Bor, about 108 kilometres south of Panyagor and the clinic, is the state capital of Jonglei, one of South Sudan’s most troubled states. Bor has been the scene of intense fighting in recent days, with at least 17,000 people taking refuge at the United Nations base there.
“We are providing first aid, because that is what they need. The whole clinic is open. There are three emergency rooms because of the needs. But community members are worried, they are afraid to come. It is only those who are seriously ill who come to the clinic,” said Magok adding, “We are all working. All 16 health facilities are working in Twic East.”
Asked if women were accessing the clinic’s maternity centre, Magok said, “For the past two days they haven’t come; they are worried. Only those who have difficulties to give birth and those who are severely sick are with us now. The women, they come in the morning for medication and they walk back. People don’t know when they might be attacked.”
The normally busy clinic was almost empty early afternoon on Tuesday. On an average day they attend to 150 patients. Eighty percent are cases of malaria and most cases involve children, followed by women and then men. The clinic also routinely treats many cases of diarrhoea, upper respiratory infection and pneumonia, especially children who are ill.
Even before the current upsurge in violence, South Sudan had one of the highest maternal and infant mortality rates in the world.
During a recent interview, Twic East County Commissioner Dau Akoi Jurkuch called CARE “the mother organization” in the county. “CARE has been here since 1998 and is supporting the health sector.
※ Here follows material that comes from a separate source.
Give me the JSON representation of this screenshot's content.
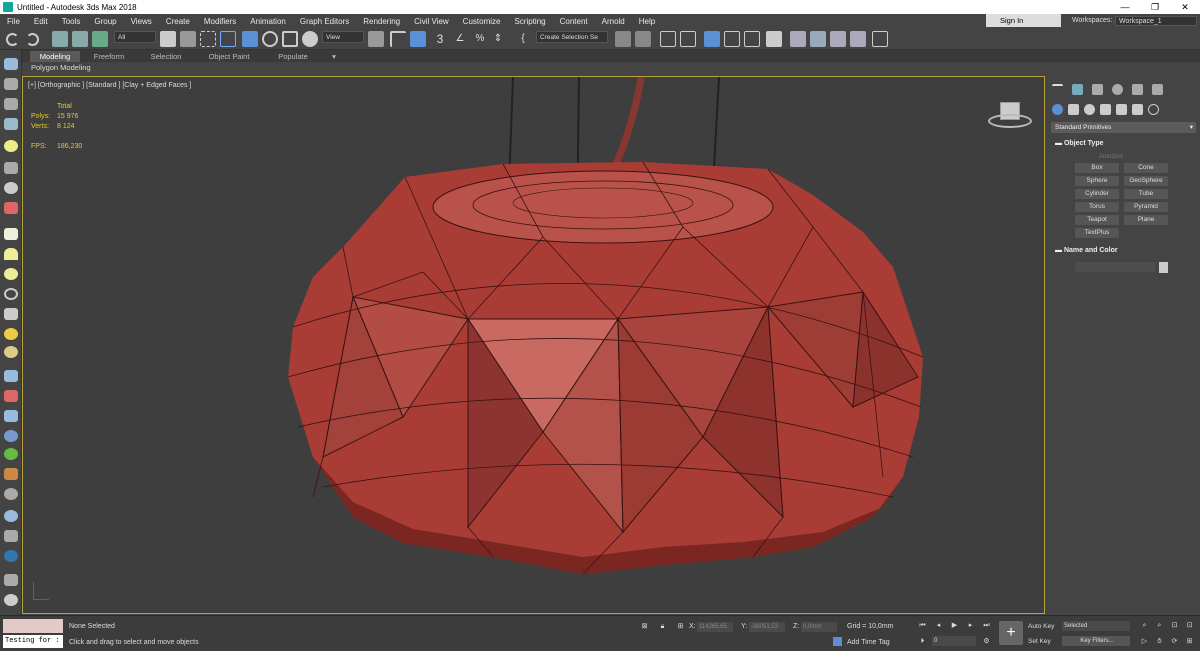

We seconded the staff to CARE” and CARE helps train and manage them, he said. “Nurses, community health workers, lab technicians, and midwives or TBAs – traditional birth assistants; the most important health workers are the ones seconded to CARE. They are the best trained nurses and technicians and support staff,” said Akoi.
He also said the organization’s peace building efforts in Twic East are important. So far the area has avoided most of the violence that has brought pain and havoc to many areas of the country.
“CARE has coordinated a number of workshops promoting peace, with participation of women and youths and civil society organizations,” said Akoi. “It definitely is very important. When you come out from the war most people are traumatized. So when you are doing a peace building workshop it is like providing counselling to the community.”
CARE has been working closely with the county for 15 years and supporting its health system for the past nine years. CARE supports a total of 29 clinics in Jonglei. The health program is complimented by separate multi-sector development projects that include water and sanitation, livelihoods and food security components. CARE also encourages women’s participation and economic empowerment by showing them how to set up and manage their own Village Savings & Loan Associations in Twic East, as well as in Upper Nile and Unity states.
The most recent addition to our programming in Jonglei is an initiative to prevent gender-based violence, and we also handed over 65 shelters for vulnerable families in Bor in November.
We are assessing our response to the current crisis, in addition to continuing our on-going programs where possible.
We are concerned that the insecurity makes it even more difficult for women to access health care services, putting mothers and children at even greater risk. We urge all parties in the fighting to end the violence and ensure the protection of civilians. In times of conflict, women and girls are particularly at risk. It is crucial that acts of sexual and gender-based violence are prevented.
Learn more about CARE's work in South Sudan and how you can help >